The screenplay by Andrew Cosby feels just as haphazard. The moody horror and wit from the comics are replaced by gore, copious f-bombs, and lame one-liners. Clichés are embraced with abandon, and clunky exposition plagues the story. To be fair, the production of this film was notably troubled, and there were 16 credited producers. I’d be willing to bet that Cosby wrote a draft that was pretty solid, and he became just the latest writer to have his script brutalized during production due to a group of people failing to work as a team.

Let’s also take a moment to consider the Deadpool-ization of Hellboy. When 2016’s Deadpool made close to $800 million, the lesson learned was that people like superhero movies with swearing and blood. The thing about that? It works for Deadpool, since it fits the interpretations of the character. It doesn’t work for Hellboy, and here it feels like a 15-year-old boy desperately trying and failing to be edgy.

Ron Perlman’s film portrayal of Hellboy casts a massive shadow. With the right script and production, David Harbour might have equaled it. Burdened by both pounds of makeup and a lousy script, Harbour acts his ass off. It’s not enough, and it’s not his fault. He tries to show us the sensitive and conflicted interiors of Hellboy’s gruff exterior, but too often he’s just asked to make a lame joke, snarl, or punch something. As Nimue, Milla Jovovich seems to be the only member of the cast who could escape the production woes and deliver a performance that balances gothic horror and fine cheese.

When I heard that Del Toro and Perlman wouldn’t be able to finish their original trilogy, I was disappointed.
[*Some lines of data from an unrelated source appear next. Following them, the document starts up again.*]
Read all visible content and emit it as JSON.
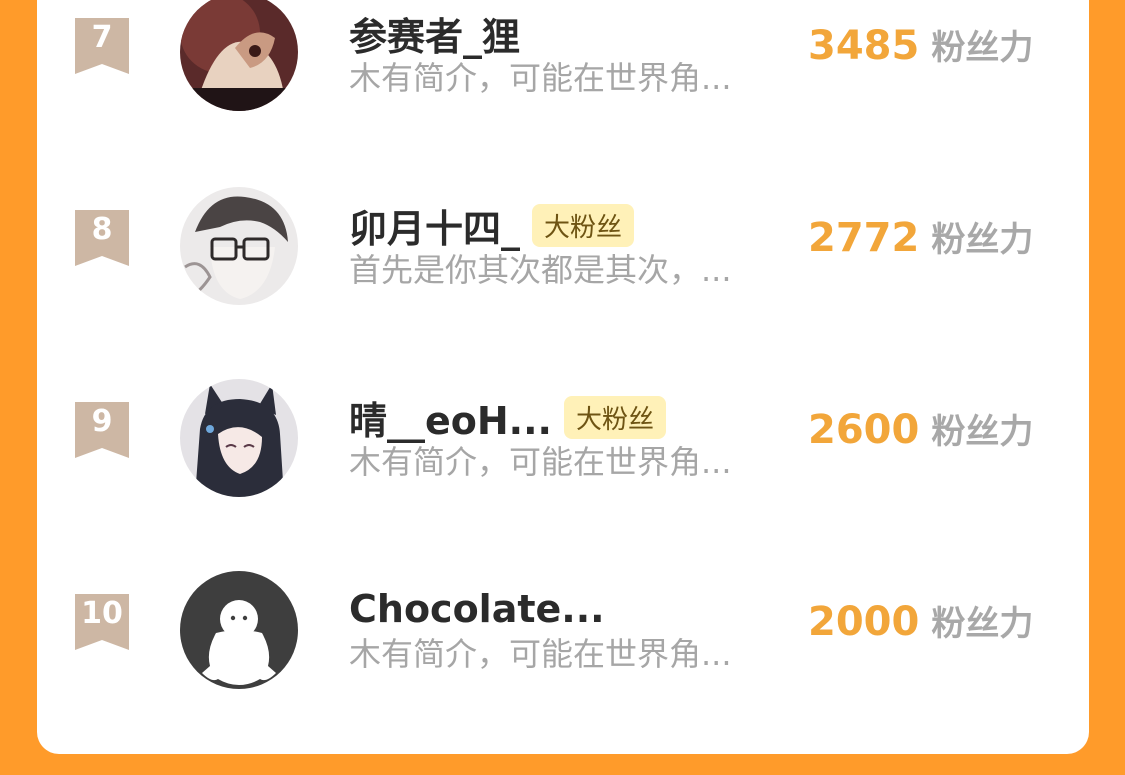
{
  "colors": {
    "background": "#FF9B2A",
    "card": "#FFFFFF",
    "rank_badge": "#CDB7A4",
    "score": "#F2A63A",
    "badge_bg": "#FFF1B8"
  },
  "leaderboard": {
    "entries": [
      {
        "rank": "7",
        "name": "参赛者_狸",
        "badge": "",
        "bio": "木有简介，可能在世界角...",
        "score": "3485",
        "score_unit": "粉丝力",
        "avatar": "illustrated-avatar"
      },
      {
        "rank": "8",
        "name": "卯月十四_",
        "badge": "大粉丝",
        "bio": "首先是你其次都是其次，...",
        "score": "2772",
        "score_unit": "粉丝力",
        "avatar": "glasses-character-avatar"
      },
      {
        "rank": "9",
        "name": "晴__eoH...",
        "badge": "大粉丝",
        "bio": "木有简介，可能在世界角...",
        "score": "2600",
        "score_unit": "粉丝力",
        "avatar": "anime-girl-avatar"
      },
      {
        "rank": "10",
        "name": "Chocolate...",
        "badge": "",
        "bio": "木有简介，可能在世界角...",
        "score": "2000",
        "score_unit": "粉丝力",
        "avatar": "default-avatar"
      }
    ]
  }
}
Hollywood is littered with cinematic almosts. When I heard that Neil Marshall was making a film, with Mignola’s blessing that was meant to be closer in spirit to the comics, I hoped for a character piece where Big Red investigated the nameless horrors at a spooky old house. What we got is a failure from people who consistently deliver better work than this.



*We’re lucky that nobody has ever had an idea that bad and saw it through to its unfortunate conclusion.

**In this film, the BPRD is headquartered in Colorado. It makes me smile that, in movies like this, Colorado is depicted as being towering mountains everywhere always.

***How is it that, more than ten years later, the Hellboy makeup and prosthetics actually look worse than the 2004 and 2008 movies?

Tim has been alarmingly enthusiastic about movies ever since childhood. He grew up in Boulder and, foolishly, left Colorado to study Communications in Washington State. Making matters worse, he moved to Connecticut after meeting his too-good-for-him wife. Drawn by the Rockies and a mild climate, he triumphantly returned and settled down back in Boulder County. He's written numerous screenplays, loves hiking, and embarrassed himself in front of Samuel L. Jackson. True story.